##### Extracted material #####
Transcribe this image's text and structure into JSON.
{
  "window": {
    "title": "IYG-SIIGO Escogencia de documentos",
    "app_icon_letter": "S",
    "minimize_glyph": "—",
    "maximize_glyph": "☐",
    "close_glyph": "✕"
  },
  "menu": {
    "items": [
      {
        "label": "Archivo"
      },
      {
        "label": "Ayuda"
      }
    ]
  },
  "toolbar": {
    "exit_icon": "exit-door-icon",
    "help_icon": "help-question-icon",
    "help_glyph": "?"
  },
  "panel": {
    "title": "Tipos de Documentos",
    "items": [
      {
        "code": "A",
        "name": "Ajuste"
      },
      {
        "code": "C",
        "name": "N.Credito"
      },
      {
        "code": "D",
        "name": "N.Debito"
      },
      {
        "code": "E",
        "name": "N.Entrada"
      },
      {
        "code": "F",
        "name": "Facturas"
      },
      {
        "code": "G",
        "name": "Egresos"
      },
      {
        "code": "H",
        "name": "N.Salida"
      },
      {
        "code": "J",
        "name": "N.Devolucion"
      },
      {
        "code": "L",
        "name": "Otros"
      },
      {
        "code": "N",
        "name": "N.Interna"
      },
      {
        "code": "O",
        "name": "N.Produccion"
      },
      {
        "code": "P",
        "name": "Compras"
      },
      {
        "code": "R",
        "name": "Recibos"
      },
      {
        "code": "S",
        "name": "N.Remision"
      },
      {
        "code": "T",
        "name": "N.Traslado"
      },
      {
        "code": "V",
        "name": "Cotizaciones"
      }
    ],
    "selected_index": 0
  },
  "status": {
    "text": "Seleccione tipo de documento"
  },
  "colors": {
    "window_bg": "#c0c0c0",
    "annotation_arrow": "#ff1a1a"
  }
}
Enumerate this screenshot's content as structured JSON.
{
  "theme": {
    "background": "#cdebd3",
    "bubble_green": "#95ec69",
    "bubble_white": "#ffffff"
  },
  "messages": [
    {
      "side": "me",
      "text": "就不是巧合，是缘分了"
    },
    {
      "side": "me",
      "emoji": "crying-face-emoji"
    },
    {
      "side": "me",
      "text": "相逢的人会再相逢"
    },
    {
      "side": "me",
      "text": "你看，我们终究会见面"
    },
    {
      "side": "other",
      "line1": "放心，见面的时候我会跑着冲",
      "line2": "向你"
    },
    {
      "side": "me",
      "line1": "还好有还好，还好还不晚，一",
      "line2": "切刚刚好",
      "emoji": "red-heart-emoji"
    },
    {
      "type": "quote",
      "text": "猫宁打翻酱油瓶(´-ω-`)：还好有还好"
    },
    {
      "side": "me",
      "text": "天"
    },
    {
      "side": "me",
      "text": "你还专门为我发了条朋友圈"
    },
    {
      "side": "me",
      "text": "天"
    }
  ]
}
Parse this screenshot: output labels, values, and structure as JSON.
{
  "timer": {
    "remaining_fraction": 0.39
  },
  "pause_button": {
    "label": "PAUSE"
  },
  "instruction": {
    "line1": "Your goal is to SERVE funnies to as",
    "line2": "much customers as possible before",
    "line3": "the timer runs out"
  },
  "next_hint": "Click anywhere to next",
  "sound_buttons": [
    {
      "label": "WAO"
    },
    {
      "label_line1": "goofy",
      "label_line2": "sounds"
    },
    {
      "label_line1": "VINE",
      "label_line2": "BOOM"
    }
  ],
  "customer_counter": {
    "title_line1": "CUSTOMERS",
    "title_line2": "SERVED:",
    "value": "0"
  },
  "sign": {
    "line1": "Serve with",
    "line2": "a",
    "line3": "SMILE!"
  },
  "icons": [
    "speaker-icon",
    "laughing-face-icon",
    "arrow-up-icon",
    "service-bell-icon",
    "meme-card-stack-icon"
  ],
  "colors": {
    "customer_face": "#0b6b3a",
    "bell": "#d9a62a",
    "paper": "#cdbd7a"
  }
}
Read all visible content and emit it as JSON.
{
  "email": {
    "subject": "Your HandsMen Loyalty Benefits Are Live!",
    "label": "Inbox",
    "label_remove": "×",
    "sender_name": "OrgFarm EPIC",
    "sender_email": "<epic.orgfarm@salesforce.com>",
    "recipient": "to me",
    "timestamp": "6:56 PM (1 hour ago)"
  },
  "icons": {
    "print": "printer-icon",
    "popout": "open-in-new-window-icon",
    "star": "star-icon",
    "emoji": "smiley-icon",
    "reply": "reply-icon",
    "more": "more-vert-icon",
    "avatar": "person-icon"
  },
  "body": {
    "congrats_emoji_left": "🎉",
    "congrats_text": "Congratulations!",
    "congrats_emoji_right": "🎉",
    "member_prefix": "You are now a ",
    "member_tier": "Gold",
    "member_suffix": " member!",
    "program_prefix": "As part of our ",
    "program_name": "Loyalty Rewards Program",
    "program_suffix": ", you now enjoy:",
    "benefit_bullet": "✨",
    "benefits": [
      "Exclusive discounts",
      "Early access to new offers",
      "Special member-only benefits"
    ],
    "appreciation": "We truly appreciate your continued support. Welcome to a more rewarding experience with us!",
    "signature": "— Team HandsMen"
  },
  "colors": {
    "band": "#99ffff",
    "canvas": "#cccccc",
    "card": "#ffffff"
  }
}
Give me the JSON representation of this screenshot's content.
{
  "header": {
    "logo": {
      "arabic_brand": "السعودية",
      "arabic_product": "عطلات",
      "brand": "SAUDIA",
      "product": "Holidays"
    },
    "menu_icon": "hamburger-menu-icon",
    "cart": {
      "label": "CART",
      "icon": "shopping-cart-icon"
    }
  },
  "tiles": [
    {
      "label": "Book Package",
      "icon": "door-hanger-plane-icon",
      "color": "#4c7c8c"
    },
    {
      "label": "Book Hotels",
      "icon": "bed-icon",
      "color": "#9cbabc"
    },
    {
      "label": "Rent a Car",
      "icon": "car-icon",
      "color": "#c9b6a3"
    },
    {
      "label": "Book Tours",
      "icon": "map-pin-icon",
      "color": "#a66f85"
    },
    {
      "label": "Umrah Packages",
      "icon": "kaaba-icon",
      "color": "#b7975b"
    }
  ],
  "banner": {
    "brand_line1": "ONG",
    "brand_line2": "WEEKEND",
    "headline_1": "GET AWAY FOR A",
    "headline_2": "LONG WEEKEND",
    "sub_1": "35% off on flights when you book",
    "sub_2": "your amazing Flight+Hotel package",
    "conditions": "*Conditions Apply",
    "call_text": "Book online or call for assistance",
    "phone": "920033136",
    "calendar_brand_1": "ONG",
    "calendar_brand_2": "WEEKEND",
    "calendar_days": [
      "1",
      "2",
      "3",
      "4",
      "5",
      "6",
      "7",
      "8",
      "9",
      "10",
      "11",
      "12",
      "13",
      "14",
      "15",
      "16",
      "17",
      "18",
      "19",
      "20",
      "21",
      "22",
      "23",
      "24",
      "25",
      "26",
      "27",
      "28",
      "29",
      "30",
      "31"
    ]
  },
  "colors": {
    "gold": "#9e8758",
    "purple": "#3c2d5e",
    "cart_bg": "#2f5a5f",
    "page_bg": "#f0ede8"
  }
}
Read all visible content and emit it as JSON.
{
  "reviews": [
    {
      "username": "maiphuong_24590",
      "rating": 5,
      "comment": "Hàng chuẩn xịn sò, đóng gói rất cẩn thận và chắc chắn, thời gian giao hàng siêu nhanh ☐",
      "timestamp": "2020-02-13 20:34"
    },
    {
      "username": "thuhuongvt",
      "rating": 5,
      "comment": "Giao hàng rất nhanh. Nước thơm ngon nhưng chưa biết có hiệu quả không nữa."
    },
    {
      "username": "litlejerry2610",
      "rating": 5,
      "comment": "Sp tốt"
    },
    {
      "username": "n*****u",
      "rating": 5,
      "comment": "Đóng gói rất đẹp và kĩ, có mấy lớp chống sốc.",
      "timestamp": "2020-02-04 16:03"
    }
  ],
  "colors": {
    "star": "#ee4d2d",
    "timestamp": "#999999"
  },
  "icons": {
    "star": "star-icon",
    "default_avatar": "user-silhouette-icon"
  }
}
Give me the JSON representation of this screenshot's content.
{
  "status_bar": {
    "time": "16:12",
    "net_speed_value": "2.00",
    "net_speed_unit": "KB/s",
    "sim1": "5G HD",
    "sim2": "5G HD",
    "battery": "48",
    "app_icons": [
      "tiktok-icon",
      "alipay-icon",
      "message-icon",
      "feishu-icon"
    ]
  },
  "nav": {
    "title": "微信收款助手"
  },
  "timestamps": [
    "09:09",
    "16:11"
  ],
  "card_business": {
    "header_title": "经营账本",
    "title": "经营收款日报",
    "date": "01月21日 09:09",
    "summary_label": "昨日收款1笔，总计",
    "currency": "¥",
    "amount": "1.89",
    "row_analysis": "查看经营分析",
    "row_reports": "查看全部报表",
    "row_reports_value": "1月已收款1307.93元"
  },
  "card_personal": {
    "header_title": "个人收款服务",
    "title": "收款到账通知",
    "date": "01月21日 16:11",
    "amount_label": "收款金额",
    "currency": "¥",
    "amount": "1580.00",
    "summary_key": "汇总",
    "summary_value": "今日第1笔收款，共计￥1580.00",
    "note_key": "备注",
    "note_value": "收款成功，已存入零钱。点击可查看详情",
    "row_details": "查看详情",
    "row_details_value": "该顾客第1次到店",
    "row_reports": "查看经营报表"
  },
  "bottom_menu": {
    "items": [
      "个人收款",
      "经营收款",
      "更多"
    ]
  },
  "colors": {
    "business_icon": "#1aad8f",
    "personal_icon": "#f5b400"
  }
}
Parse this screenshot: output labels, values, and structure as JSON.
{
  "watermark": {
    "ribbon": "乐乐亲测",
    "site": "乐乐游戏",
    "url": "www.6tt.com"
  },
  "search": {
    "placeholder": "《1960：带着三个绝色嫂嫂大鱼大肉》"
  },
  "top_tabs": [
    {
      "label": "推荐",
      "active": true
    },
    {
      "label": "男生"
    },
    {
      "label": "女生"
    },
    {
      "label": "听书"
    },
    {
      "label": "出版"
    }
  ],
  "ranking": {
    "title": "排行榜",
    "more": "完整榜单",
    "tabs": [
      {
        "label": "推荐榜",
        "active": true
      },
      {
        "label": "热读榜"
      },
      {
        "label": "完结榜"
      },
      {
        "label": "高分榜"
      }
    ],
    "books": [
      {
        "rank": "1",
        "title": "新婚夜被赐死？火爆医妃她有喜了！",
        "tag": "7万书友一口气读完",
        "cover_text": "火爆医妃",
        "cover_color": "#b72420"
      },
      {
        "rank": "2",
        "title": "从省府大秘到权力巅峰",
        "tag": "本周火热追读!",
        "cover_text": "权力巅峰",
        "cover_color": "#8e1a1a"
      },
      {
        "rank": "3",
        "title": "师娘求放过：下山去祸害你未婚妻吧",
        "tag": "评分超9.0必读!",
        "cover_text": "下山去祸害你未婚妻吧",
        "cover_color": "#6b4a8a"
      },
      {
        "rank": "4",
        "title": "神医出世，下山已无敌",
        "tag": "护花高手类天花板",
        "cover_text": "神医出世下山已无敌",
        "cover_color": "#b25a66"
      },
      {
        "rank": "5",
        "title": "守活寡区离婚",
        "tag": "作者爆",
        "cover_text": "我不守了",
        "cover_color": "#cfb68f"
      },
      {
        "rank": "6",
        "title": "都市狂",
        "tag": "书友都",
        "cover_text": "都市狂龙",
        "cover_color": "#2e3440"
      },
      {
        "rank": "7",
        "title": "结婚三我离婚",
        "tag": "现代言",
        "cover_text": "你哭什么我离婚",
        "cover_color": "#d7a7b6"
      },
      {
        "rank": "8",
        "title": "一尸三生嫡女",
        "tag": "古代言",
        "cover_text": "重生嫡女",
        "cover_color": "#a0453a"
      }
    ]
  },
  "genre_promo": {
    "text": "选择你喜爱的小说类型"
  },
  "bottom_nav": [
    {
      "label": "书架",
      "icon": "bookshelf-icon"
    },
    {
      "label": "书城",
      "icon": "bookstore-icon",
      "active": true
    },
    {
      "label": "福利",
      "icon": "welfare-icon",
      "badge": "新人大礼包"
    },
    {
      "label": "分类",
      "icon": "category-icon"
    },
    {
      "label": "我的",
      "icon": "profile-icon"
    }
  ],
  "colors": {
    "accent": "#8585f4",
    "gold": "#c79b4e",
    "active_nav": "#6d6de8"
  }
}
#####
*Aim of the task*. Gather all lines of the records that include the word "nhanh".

*Exercise result*.
      "comment": "Hàng chuẩn xịn sò, đóng gói rất cẩn thận và chắc chắn, thời gian giao hàng siêu nhanh ☐",
      "comment": "Giao hàng rất nhanh. Nước thơm ngon nhưng chưa biết có hiệu quả không nữa."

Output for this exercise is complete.